━━━ Dataset content ━━━
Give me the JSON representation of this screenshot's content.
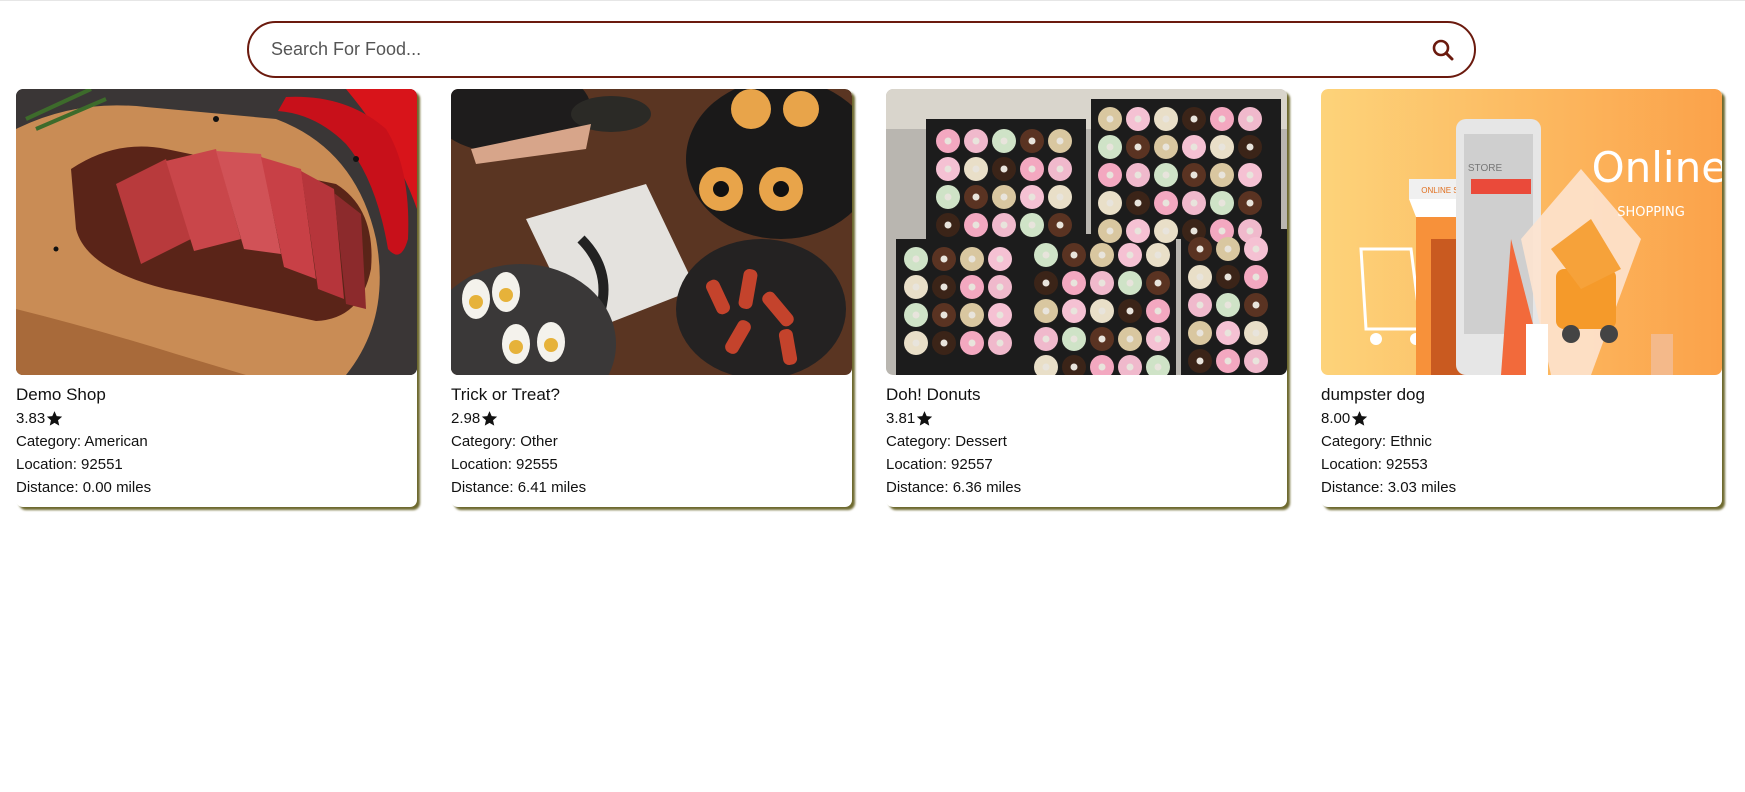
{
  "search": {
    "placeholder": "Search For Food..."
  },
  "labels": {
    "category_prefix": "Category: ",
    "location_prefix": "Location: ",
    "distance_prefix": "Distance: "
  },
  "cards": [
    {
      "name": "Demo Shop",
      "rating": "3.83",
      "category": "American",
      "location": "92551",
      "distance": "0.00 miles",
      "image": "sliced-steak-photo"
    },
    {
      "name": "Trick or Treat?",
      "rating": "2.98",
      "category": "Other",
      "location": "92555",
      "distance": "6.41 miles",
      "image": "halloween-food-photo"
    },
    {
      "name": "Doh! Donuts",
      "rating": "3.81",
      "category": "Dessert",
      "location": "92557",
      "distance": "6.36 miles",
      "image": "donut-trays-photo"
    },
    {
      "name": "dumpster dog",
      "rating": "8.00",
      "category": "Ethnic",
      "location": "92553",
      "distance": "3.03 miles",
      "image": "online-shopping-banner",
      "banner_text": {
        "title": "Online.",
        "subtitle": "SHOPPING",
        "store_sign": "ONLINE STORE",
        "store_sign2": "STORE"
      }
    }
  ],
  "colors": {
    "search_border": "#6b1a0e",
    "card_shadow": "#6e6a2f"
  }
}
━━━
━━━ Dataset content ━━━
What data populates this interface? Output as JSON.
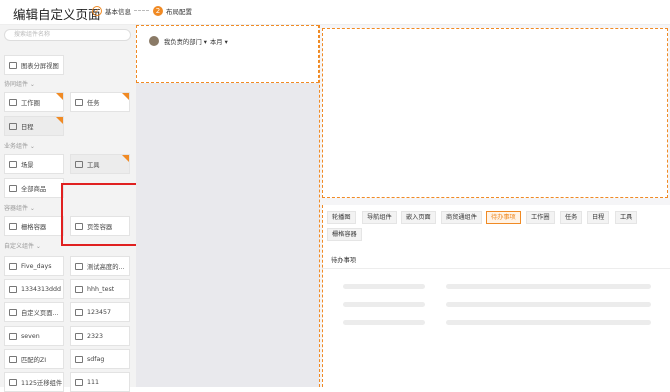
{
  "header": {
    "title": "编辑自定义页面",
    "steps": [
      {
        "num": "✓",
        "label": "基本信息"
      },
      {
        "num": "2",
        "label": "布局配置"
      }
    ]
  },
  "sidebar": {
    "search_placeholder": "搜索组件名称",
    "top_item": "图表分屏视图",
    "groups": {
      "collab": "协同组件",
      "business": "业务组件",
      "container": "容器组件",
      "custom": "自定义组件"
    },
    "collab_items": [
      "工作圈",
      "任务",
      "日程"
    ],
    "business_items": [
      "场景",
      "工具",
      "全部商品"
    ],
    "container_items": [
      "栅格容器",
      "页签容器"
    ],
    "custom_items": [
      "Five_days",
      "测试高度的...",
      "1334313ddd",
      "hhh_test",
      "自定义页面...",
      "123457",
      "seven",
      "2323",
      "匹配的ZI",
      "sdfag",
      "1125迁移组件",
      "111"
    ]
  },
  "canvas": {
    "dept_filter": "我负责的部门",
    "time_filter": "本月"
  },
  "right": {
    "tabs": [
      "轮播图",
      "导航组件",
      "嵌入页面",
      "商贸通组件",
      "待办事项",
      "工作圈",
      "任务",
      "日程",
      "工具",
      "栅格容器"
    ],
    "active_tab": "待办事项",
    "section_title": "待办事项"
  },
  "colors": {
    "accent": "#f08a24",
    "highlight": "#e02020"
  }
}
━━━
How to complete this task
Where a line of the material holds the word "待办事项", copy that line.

Reply to the exercise
      "待办事项",
    "active_tab": "待办事项",
    "section_title": "待办事项"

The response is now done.